*** Begin section ***

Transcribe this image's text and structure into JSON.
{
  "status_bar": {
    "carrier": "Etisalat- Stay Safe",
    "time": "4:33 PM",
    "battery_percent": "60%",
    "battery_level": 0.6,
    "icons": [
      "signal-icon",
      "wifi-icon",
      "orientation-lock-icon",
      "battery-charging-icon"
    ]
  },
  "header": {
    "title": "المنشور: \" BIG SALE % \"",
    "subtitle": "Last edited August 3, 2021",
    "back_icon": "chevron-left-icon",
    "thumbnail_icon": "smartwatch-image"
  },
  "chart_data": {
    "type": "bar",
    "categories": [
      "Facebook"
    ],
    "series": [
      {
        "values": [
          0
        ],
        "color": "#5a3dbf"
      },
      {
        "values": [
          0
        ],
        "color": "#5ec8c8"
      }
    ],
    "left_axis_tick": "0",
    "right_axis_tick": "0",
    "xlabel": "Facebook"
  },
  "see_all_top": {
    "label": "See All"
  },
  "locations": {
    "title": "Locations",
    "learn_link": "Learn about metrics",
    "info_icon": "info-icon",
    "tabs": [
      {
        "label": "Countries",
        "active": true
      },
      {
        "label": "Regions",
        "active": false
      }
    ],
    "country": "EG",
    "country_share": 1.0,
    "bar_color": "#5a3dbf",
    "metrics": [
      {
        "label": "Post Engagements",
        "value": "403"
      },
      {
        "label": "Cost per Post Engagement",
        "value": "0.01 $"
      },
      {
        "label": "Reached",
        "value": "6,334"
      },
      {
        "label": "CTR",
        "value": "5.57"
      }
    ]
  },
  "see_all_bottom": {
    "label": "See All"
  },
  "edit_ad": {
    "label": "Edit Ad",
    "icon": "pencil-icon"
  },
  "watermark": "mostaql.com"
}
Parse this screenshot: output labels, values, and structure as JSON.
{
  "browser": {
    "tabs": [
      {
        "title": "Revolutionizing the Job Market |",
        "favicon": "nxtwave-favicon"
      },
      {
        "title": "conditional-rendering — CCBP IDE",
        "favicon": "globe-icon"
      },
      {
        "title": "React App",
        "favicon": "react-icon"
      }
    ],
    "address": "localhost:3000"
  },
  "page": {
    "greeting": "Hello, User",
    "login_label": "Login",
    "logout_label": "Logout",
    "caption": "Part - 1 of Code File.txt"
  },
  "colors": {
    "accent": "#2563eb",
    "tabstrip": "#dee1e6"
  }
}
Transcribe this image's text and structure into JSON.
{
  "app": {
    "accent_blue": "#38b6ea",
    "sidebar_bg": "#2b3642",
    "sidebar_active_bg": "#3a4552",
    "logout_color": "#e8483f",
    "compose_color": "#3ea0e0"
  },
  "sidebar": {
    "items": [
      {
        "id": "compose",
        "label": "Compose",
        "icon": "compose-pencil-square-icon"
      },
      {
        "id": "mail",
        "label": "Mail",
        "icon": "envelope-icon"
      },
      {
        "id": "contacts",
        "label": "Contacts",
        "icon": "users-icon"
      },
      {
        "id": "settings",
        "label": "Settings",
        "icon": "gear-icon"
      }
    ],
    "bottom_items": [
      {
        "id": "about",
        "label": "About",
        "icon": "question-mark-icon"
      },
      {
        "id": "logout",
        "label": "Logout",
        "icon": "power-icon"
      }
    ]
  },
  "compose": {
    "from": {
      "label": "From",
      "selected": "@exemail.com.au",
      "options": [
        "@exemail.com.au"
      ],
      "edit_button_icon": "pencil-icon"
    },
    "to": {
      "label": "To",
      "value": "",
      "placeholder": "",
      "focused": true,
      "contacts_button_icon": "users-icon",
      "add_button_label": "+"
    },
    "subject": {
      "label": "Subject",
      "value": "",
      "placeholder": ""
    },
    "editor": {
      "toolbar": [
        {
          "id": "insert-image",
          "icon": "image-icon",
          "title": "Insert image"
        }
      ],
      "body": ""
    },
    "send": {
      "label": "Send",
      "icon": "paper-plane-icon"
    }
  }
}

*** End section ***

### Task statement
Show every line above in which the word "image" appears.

### Exercise response
Transcribe this image's text and structure into JSON.
    "thumbnail_icon": "smartwatch-image"
Transcribe this image's text and structure into JSON.
          "id": "insert-image",
          "icon": "image-icon",
          "title": "Insert image"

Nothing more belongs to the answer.